Hands up if you read this title and immediately answered, "ESTP!" I know I did. These types are renowned for being high-adrenaline risk takers who live life in the fast lane. If there is a type that's the most likely to zoom down the face of an active volcano on a plank of reinforced plywood, it's surely the ESTP.

So, imagine my surprise when I did some digging and decided that, when it comes to risk-taking, ESTPs are outgunned by a couple of other personality types. They may be reckless, but these guys are cowards when it comes to taking risks consistently and living their entire lives outside the comfort zone.

Intrigued? Here's what's going on....


What does taking risks mean, anyway?

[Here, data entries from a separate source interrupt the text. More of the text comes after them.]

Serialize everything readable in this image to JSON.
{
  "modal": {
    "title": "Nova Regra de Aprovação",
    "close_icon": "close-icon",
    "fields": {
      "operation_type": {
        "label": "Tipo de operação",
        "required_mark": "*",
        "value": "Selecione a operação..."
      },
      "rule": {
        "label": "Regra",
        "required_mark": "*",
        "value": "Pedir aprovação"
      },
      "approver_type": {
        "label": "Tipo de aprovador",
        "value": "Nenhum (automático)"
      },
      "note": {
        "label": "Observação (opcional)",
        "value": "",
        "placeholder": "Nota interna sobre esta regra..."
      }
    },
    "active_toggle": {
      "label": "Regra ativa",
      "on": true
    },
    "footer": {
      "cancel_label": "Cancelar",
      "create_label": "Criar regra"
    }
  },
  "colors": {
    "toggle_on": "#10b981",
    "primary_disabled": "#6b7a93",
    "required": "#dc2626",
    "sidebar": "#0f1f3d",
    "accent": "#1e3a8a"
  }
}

It's easy to associate risk with putting yourself in extreme physical hazard, like heli-skiing or big wave surfing but, actually, risks are of different types and happen in different situations. Some risks you might not even recognize as such because they are part of our everyday lives. For example:

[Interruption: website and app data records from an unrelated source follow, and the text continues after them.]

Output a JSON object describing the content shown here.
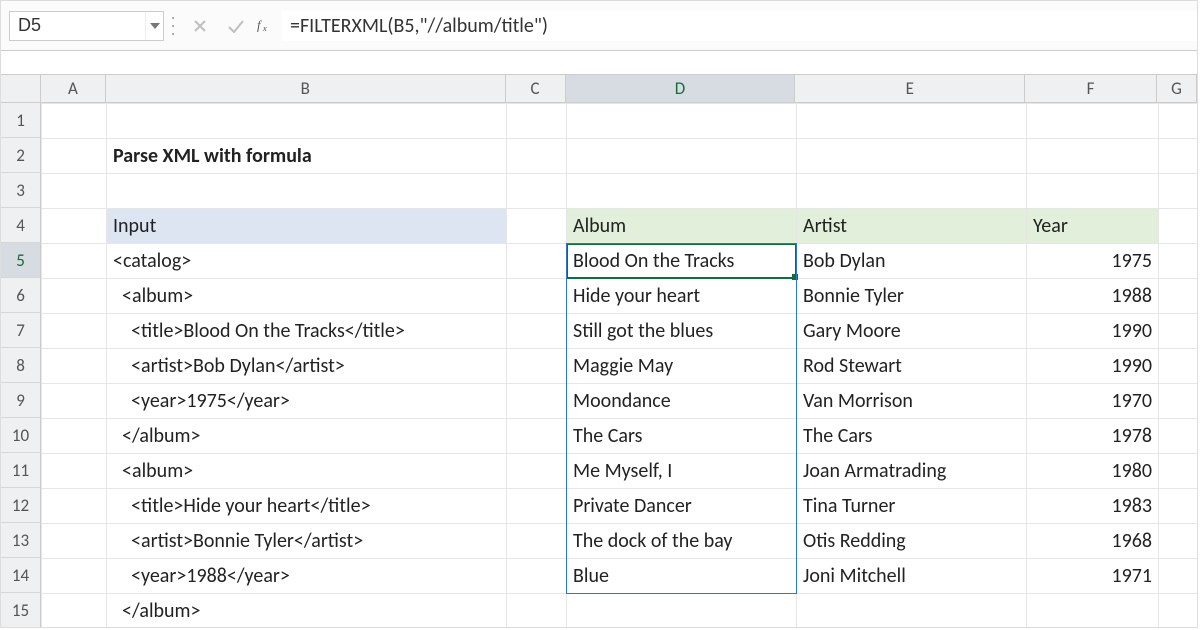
{
  "namebox": {
    "value": "D5"
  },
  "formula_bar": {
    "value": "=FILTERXML(B5,\"//album/title\")"
  },
  "columns": [
    "A",
    "B",
    "C",
    "D",
    "E",
    "F",
    "G"
  ],
  "rows": [
    "1",
    "2",
    "3",
    "4",
    "5",
    "6",
    "7",
    "8",
    "9",
    "10",
    "11",
    "12",
    "13",
    "14",
    "15"
  ],
  "title": "Parse XML with formula",
  "input_header": "Input",
  "headers": {
    "album": "Album",
    "artist": "Artist",
    "year": "Year"
  },
  "xml_lines": [
    "<catalog>",
    "  <album>",
    "    <title>Blood On the Tracks</title>",
    "    <artist>Bob Dylan</artist>",
    "    <year>1975</year>",
    "  </album>",
    "  <album>",
    "    <title>Hide your heart</title>",
    "    <artist>Bonnie Tyler</artist>",
    "    <year>1988</year>",
    "  </album>"
  ],
  "table": [
    {
      "album": "Blood On the Tracks",
      "artist": "Bob Dylan",
      "year": "1975"
    },
    {
      "album": "Hide your heart",
      "artist": "Bonnie Tyler",
      "year": "1988"
    },
    {
      "album": "Still got the blues",
      "artist": "Gary Moore",
      "year": "1990"
    },
    {
      "album": "Maggie May",
      "artist": "Rod Stewart",
      "year": "1990"
    },
    {
      "album": "Moondance",
      "artist": "Van Morrison",
      "year": "1970"
    },
    {
      "album": "The Cars",
      "artist": "The Cars",
      "year": "1978"
    },
    {
      "album": "Me Myself, I",
      "artist": "Joan Armatrading",
      "year": "1980"
    },
    {
      "album": "Private Dancer",
      "artist": "Tina Turner",
      "year": "1983"
    },
    {
      "album": "The dock of the bay",
      "artist": "Otis Redding",
      "year": "1968"
    },
    {
      "album": "Blue",
      "artist": "Joni Mitchell",
      "year": "1971"
    }
  ],
  "active_cell": "D5",
  "colors": {
    "selection_green": "#0f6e3e",
    "spill_blue": "#2e75cf",
    "table_header_green": "#e2efda",
    "input_header_blue": "#dee5f2"
  },
  "chart_data": {
    "type": "table",
    "columns": [
      "Album",
      "Artist",
      "Year"
    ],
    "rows": [
      [
        "Blood On the Tracks",
        "Bob Dylan",
        1975
      ],
      [
        "Hide your heart",
        "Bonnie Tyler",
        1988
      ],
      [
        "Still got the blues",
        "Gary Moore",
        1990
      ],
      [
        "Maggie May",
        "Rod Stewart",
        1990
      ],
      [
        "Moondance",
        "Van Morrison",
        1970
      ],
      [
        "The Cars",
        "The Cars",
        1978
      ],
      [
        "Me Myself, I",
        "Joan Armatrading",
        1980
      ],
      [
        "Private Dancer",
        "Tina Turner",
        1983
      ],
      [
        "The dock of the bay",
        "Otis Redding",
        1968
      ],
      [
        "Blue",
        "Joni Mitchell",
        1971
      ]
    ]
  }
}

Stepping outside your comfort zone and becoming more courageous in your choices is taking a risk because there's a hint of failure attached to the idea. Some people have an insatiable curiosity to try different things, from eating in a new restaurant to switching jobs every couple of years. Others avoid novelty as much as possible and prefer routine.

Choosing one opportunity over another is taking a risk because you're putting your faith in a single outcome. By deciding to commit your time and energy to one opportunity, you risk missing a better opportunity and getting uncertain results.

Taking the road less travelled is taking a risk because not everyone will appreciate the value of your choices. When you follow your own path, you stop people-pleasing. Some people may not handle that you're operating on your own terms and you risk closing the door on certain relationships.

Doing anything that could lead to perilous results is definitely taking a risk, and most of us will do this only if the results are worth the risk. We all have different levels of analysis, though, such that one person's calculated risk is another person's foolish one.